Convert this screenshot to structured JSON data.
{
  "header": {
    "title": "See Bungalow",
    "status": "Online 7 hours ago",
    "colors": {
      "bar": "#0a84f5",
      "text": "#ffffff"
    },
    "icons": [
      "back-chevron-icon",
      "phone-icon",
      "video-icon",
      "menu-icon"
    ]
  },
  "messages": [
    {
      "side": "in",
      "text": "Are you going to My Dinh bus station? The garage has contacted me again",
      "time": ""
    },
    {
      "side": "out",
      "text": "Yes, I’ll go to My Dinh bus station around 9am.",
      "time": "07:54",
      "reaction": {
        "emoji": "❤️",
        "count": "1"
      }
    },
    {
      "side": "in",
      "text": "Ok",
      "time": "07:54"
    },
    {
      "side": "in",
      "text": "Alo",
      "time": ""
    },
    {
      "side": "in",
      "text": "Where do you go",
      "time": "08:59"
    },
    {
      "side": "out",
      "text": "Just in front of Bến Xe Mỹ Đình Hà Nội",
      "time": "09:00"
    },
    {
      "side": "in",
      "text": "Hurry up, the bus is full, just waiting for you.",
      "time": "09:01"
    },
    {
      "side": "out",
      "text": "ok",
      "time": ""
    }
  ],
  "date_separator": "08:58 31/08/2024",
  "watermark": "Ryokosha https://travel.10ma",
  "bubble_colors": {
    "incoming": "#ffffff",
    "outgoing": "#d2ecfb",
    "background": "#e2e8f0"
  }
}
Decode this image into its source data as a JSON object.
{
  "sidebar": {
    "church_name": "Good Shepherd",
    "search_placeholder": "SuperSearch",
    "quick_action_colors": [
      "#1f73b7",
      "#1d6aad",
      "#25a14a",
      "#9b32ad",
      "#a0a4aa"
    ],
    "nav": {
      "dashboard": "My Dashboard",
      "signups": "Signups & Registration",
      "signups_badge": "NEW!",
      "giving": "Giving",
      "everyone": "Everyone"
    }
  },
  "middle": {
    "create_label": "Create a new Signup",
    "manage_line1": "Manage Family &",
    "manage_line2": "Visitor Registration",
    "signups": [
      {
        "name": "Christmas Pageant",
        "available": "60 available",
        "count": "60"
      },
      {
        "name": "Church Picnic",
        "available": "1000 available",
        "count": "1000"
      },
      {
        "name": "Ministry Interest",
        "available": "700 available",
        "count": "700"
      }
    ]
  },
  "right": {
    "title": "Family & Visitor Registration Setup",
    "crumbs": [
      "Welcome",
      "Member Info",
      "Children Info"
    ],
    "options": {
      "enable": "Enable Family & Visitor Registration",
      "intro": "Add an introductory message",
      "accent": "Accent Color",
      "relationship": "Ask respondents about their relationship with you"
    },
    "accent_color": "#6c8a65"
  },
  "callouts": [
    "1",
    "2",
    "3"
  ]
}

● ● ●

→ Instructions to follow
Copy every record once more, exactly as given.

→ Task solution
Convert this screenshot to structured JSON data.
{
  "header": {
    "title": "See Bungalow",
    "status": "Online 7 hours ago",
    "colors": {
      "bar": "#0a84f5",
      "text": "#ffffff"
    },
    "icons": [
      "back-chevron-icon",
      "phone-icon",
      "video-icon",
      "menu-icon"
    ]
  },
  "messages": [
    {
      "side": "in",
      "text": "Are you going to My Dinh bus station? The garage has contacted me again",
      "time": ""
    },
    {
      "side": "out",
      "text": "Yes, I’ll go to My Dinh bus station around 9am.",
      "time": "07:54",
      "reaction": {
        "emoji": "❤️",
        "count": "1"
      }
    },
    {
      "side": "in",
      "text": "Ok",
      "time": "07:54"
    },
    {
      "side": "in",
      "text": "Alo",
      "time": ""
    },
    {
      "side": "in",
      "text": "Where do you go",
      "time": "08:59"
    },
    {
      "side": "out",
      "text": "Just in front of Bến Xe Mỹ Đình Hà Nội",
      "time": "09:00"
    },
    {
      "side": "in",
      "text": "Hurry up, the bus is full, just waiting for you.",
      "time": "09:01"
    },
    {
      "side": "out",
      "text": "ok",
      "time": ""
    }
  ],
  "date_separator": "08:58 31/08/2024",
  "watermark": "Ryokosha https://travel.10ma",
  "bubble_colors": {
    "incoming": "#ffffff",
    "outgoing": "#d2ecfb",
    "background": "#e2e8f0"
  }
}
Decode this image into its source data as a JSON object.
{
  "sidebar": {
    "church_name": "Good Shepherd",
    "search_placeholder": "SuperSearch",
    "quick_action_colors": [
      "#1f73b7",
      "#1d6aad",
      "#25a14a",
      "#9b32ad",
      "#a0a4aa"
    ],
    "nav": {
      "dashboard": "My Dashboard",
      "signups": "Signups & Registration",
      "signups_badge": "NEW!",
      "giving": "Giving",
      "everyone": "Everyone"
    }
  },
  "middle": {
    "create_label": "Create a new Signup",
    "manage_line1": "Manage Family &",
    "manage_line2": "Visitor Registration",
    "signups": [
      {
        "name": "Christmas Pageant",
        "available": "60 available",
        "count": "60"
      },
      {
        "name": "Church Picnic",
        "available": "1000 available",
        "count": "1000"
      },
      {
        "name": "Ministry Interest",
        "available": "700 available",
        "count": "700"
      }
    ]
  },
  "right": {
    "title": "Family & Visitor Registration Setup",
    "crumbs": [
      "Welcome",
      "Member Info",
      "Children Info"
    ],
    "options": {
      "enable": "Enable Family & Visitor Registration",
      "intro": "Add an introductory message",
      "accent": "Accent Color",
      "relationship": "Ask respondents about their relationship with you"
    },
    "accent_color": "#6c8a65"
  },
  "callouts": [
    "1",
    "2",
    "3"
  ]
}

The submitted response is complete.